I felt my grip on everything I was trying so hard to hold on to slip the day she walked into my garage, hiding behind one of my friends. Rowdy St. James worked at the tattoo shop where I got the majority of my ink done. He called and asked me to empty out my shop of employees and other customers one Saturday afternoon so that he could bring his girlfriend’s sister in to look at a car. He didn’t need to explain why the garage needed to be cleared out, not that I would have asked. The girl had been all over the news months before. You couldn’t get away from her terrified face and shaking body as her horrifying ordeal was splashed all over the news. Her husband had abducted her at gunpoint. Salem, her sister and Rowdy’s lady, had been a victim of the attack as well.
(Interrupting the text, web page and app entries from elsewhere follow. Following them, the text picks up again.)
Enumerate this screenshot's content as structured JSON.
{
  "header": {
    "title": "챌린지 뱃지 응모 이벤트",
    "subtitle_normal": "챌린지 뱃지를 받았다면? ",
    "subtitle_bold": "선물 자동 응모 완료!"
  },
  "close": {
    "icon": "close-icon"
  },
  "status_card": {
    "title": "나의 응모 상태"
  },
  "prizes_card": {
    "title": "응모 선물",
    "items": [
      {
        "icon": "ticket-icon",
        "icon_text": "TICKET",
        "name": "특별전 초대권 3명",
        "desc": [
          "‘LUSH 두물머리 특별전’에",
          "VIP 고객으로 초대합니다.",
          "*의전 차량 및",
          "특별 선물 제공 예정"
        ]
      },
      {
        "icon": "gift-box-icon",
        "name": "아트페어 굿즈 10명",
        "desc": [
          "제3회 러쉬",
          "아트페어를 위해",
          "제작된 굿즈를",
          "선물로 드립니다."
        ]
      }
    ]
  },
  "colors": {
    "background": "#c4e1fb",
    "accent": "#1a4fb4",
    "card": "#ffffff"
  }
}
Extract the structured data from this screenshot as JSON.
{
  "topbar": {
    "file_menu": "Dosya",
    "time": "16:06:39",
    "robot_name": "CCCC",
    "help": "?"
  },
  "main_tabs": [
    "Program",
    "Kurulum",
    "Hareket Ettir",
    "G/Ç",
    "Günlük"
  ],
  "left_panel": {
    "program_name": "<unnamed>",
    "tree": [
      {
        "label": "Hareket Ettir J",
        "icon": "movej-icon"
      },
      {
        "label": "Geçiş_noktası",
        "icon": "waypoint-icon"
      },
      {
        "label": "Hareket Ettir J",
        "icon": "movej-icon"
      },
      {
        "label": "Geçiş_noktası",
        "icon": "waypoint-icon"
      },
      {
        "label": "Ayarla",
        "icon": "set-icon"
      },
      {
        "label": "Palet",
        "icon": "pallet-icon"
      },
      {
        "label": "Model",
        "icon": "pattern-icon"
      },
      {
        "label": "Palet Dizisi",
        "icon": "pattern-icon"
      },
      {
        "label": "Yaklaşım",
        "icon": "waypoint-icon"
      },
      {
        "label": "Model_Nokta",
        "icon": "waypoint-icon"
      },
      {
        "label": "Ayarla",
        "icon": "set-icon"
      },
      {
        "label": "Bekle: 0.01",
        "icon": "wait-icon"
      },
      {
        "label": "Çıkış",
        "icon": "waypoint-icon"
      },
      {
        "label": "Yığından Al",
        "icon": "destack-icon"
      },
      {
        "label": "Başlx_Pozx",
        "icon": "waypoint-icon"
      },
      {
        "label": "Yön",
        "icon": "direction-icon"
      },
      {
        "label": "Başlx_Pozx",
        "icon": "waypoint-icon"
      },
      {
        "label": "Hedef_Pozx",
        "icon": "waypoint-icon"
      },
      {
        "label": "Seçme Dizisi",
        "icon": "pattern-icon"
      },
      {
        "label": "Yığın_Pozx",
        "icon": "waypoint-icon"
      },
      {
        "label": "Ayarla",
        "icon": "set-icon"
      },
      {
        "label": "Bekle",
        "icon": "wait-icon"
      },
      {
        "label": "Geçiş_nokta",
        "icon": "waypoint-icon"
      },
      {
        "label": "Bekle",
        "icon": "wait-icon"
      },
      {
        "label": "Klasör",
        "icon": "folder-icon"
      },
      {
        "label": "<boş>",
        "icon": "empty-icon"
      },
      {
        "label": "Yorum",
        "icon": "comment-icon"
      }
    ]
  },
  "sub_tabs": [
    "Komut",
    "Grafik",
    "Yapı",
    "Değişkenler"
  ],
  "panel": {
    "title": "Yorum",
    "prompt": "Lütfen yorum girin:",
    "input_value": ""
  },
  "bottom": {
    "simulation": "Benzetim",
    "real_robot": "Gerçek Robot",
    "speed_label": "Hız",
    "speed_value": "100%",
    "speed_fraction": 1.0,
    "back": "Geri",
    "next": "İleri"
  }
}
Poppy Cruz only went with the lunatic she was married to, in order to keep her sibling safe. It had resulted in a nightmare that I couldn’t imagine anyone coming back from. Without question I cleared out the shop so she wouldn’t have to worry about being surrounded by a bunch of dirty, boisterous men that wouldn’t know how to behave around someone as fragile and delicate as she appeared to be.
I didn’t want her to be scared of anything ever again. It made no sense, but it resonated inside of me.
Things at home had been rocky, rougher than class-five rapids in spring, but I was paddling for my life and prepared to ride it out. I couldn’t let go. I wouldn’t let go. I saw Poppy the day she walked through my shop and I started to feel how sore my hands and my heart were from holding on.
Her head was down, eyes focused on the tips of her shoes. Her shoulders were hunched over and her long hair hid her face. She was skinny, so skinny, nothing but skin and bones. She was nothing that I should have noticed, not because she was clearly doing everything in her power to be invisible, but because I was supposed to have my eyes locked on my future and doing whatever I could to salvage it. But I did notice her and I couldn’t look away once I did.
She was obviously terrified, clearly out of her element and uncomfortable, but it wasn’t her unease that called to me … it was her loneliness. I could feel it filling up the space that separated us. Stretching, growing, expanding until it was all I was breathing in and exhaling back out. It was bitter on my tongue and heavy across my skin because I knew the feeling well. I lived with it pressing me down and pushing me forward every minute of every day. The reason I was so set on the way things had to be, the reason I was singlemindedly set on settling down and building a life with the girl that was slipping through my fingers was because I never again wanted to be as alone as this girl was. I didn’t want to be left and forgotten. I’d barely survived it the first time.